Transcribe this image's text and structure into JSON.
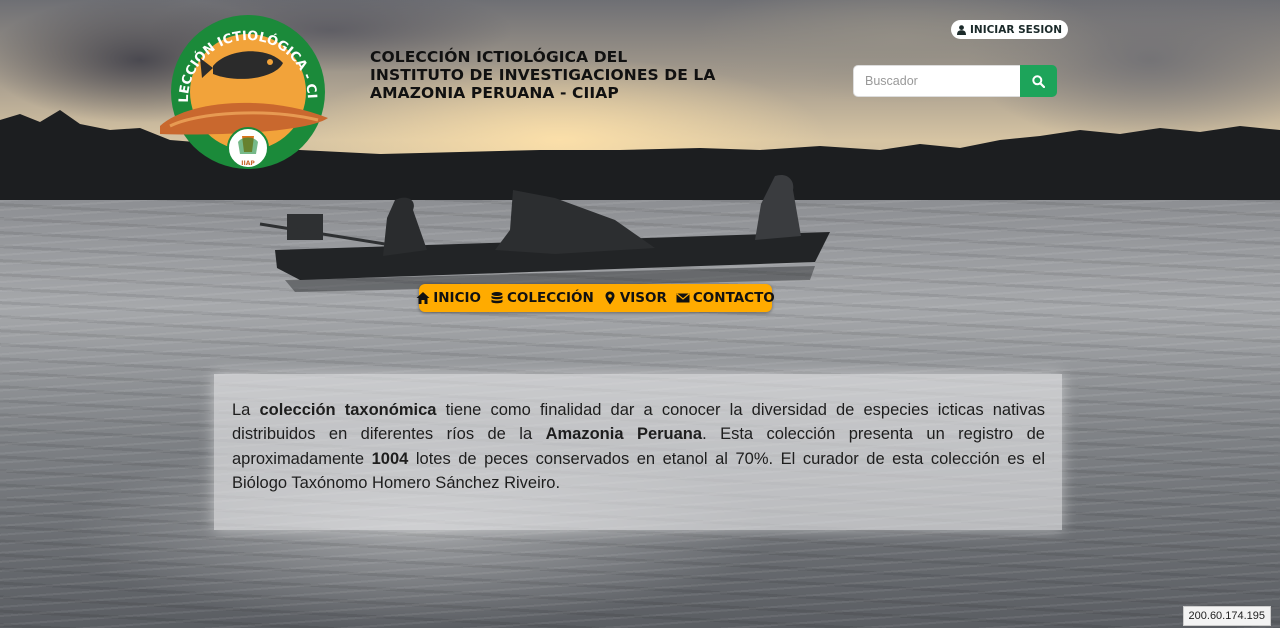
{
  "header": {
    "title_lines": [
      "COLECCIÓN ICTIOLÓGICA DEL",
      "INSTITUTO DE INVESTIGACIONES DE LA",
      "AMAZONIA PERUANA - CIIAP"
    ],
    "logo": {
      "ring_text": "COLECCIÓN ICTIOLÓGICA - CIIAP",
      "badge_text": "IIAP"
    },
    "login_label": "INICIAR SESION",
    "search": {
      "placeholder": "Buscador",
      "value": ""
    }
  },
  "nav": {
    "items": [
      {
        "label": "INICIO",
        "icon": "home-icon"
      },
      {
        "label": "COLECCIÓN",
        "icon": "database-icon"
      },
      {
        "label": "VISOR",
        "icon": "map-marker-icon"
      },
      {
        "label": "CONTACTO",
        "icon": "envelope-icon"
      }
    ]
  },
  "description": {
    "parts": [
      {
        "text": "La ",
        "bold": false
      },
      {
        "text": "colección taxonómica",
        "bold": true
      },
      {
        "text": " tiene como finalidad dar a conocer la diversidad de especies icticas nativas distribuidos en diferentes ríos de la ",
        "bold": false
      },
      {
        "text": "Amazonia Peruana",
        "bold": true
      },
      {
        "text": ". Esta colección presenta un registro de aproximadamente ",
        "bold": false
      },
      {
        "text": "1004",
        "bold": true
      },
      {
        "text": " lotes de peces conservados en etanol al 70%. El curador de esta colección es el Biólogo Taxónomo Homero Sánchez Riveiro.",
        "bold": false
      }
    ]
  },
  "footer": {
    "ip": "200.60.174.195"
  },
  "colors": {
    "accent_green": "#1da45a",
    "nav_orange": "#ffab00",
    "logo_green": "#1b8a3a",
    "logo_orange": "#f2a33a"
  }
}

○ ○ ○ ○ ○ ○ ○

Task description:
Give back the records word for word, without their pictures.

Task output:
Transcribe this image's text and structure into JSON.
{
  "header": {
    "title_lines": [
      "COLECCIÓN ICTIOLÓGICA DEL",
      "INSTITUTO DE INVESTIGACIONES DE LA",
      "AMAZONIA PERUANA - CIIAP"
    ],
    "logo": {
      "ring_text": "COLECCIÓN ICTIOLÓGICA - CIIAP",
      "badge_text": "IIAP"
    },
    "login_label": "INICIAR SESION",
    "search": {
      "placeholder": "Buscador",
      "value": ""
    }
  },
  "nav": {
    "items": [
      {
        "label": "INICIO",
        "icon": "home-icon"
      },
      {
        "label": "COLECCIÓN",
        "icon": "database-icon"
      },
      {
        "label": "VISOR",
        "icon": "map-marker-icon"
      },
      {
        "label": "CONTACTO",
        "icon": "envelope-icon"
      }
    ]
  },
  "description": {
    "parts": [
      {
        "text": "La ",
        "bold": false
      },
      {
        "text": "colección taxonómica",
        "bold": true
      },
      {
        "text": " tiene como finalidad dar a conocer la diversidad de especies icticas nativas distribuidos en diferentes ríos de la ",
        "bold": false
      },
      {
        "text": "Amazonia Peruana",
        "bold": true
      },
      {
        "text": ". Esta colección presenta un registro de aproximadamente ",
        "bold": false
      },
      {
        "text": "1004",
        "bold": true
      },
      {
        "text": " lotes de peces conservados en etanol al 70%. El curador de esta colección es el Biólogo Taxónomo Homero Sánchez Riveiro.",
        "bold": false
      }
    ]
  },
  "footer": {
    "ip": "200.60.174.195"
  },
  "colors": {
    "accent_green": "#1da45a",
    "nav_orange": "#ffab00",
    "logo_green": "#1b8a3a",
    "logo_orange": "#f2a33a"
  }
}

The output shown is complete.